If you are working with a nanny agency, they may pay for this service. In many cases, the nanny agency adds on an additional charge to the family paying them to find a nanny. So, ultimately, it is coming out of the family's pocket. If you are hired independently, the employer will pay a third party to conduct the background check and report the results back to them.
If you want to be thorough in your nanny background search, there are some areas you can check beyond the basics. Here are some areas you can further check in your nanny background search.
1 - Character reference: Find out some personality traits about the applicant such as whether she’s warm and loving around children and whether she’s organized and punctual.
2 - Drug testing: Drug testing is a way to make sure that an applicant is free from the use of illegal substances in her system.
3 - Higher education verification: If you’re looking for a nanny with college credentials, you can check to see whether the information she’s given you is accurate.
4 - Sex offender/child abuse registry: You can verify whether an applicant has a criminal record involving children.
When conducting an interview, make sure you don’t venture into the realm of asking illegal questions to a nanny. It’s always best to keep the questions focused on items that relate to the candidate’s role as a nanny and how she will perform her job duties. The following is a list of illegal questions you don’t want to ask a nanny during an interview.
During a nanny reference check, plan ahead with a short list of questions you want to ask previous employers so you can get a good idea of whether an applicant would make a good childcare provider for your family. Here’s a rundown of the basic questions you should cover.
When you’re interviewing a nanny candidate, you should be aware that some questions are legal and some are not. It’s always important to maintain a level of professionalism as you’re interviewing candidates. Read on to find out what legal questions you can ask a nanny candidate.

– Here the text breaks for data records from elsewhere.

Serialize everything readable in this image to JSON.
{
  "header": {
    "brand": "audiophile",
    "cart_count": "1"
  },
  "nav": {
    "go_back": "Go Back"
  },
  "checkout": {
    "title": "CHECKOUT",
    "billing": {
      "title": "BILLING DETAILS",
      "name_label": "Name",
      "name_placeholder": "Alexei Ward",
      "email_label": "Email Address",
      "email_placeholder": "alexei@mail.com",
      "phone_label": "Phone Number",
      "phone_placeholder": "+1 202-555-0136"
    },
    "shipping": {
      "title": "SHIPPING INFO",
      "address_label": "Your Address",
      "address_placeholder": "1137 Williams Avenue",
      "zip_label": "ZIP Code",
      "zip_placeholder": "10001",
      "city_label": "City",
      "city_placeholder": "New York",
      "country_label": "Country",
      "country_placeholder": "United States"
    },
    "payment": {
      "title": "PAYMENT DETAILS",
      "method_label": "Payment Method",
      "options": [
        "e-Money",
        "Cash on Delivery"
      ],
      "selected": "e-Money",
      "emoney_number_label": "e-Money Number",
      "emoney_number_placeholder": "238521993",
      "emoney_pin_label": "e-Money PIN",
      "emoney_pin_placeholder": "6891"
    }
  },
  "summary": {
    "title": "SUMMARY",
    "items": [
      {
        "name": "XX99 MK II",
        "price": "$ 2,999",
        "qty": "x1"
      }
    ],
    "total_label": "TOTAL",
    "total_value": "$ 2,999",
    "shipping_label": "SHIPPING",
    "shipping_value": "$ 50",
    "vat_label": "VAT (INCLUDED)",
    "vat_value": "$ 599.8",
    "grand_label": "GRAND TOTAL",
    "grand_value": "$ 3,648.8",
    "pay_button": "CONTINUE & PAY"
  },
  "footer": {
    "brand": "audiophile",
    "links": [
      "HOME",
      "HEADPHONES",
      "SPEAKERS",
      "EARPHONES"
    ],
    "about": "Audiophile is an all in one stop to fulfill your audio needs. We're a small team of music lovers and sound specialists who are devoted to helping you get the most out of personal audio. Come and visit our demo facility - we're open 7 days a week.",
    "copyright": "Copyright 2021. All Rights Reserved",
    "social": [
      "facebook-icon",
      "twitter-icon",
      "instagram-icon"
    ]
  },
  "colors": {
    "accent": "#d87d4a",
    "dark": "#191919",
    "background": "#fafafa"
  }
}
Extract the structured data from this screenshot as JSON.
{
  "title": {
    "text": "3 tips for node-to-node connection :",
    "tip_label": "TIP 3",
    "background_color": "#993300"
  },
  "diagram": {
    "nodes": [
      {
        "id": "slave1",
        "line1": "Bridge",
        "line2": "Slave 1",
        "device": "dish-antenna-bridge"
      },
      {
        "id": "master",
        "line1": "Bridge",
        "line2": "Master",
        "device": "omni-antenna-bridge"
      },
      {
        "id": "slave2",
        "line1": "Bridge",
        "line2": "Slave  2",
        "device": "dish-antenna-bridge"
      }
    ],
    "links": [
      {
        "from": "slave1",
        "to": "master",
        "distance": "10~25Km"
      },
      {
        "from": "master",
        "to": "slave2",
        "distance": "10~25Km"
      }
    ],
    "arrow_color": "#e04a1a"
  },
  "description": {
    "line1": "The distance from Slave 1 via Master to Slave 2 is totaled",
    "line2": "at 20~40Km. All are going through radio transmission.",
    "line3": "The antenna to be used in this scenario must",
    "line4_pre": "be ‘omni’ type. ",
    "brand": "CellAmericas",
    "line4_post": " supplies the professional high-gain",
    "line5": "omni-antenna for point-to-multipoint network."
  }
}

When you decide to do a nanny background check, you can learn a great deal of information about a candidate. If you’re not sure what you should bother checking or what you’ll learn with nanny background checks, this guide will fill you in on the basics.
1 - Credit History: The credit history determines how responsible a nanny has been in handling her finances. It’s more common these days than it used to be to check a nanny’s credit history.
2 - Criminal Record: You’ll want to make sure your nanny doesn’t have any offenses on her criminal record that would make you uneasy about having her watching your children.
3 - Driving Record: The driving record will fill you in on a nanny’s level of responsibility. You’ll learn things like whether there have been any alcohol or drug-related incidences, as well as a nanny’s driving history.
4 - Employment: During the nanny background check, you will want to verify your nanny’s previous employment. This will verify the amount of experience that she has as well as how accurate the dates are that she’s given you.
5 - Social Security: Checking your nanny’s social security information verifies that the number belongs to her and where she is living now or where she has lived previously.
Although it can be tempting to immediately hire the first nanny you come across who meets all the qualifications you’re looking for, it is definitely a smart decision to do a background check. Though in many cases, you won’t find anything that should deter you from hiring a nanny candidate, it’s always better to err on the side of caution. The nanny background check can reveal information you wouldn’t otherwise be privy to.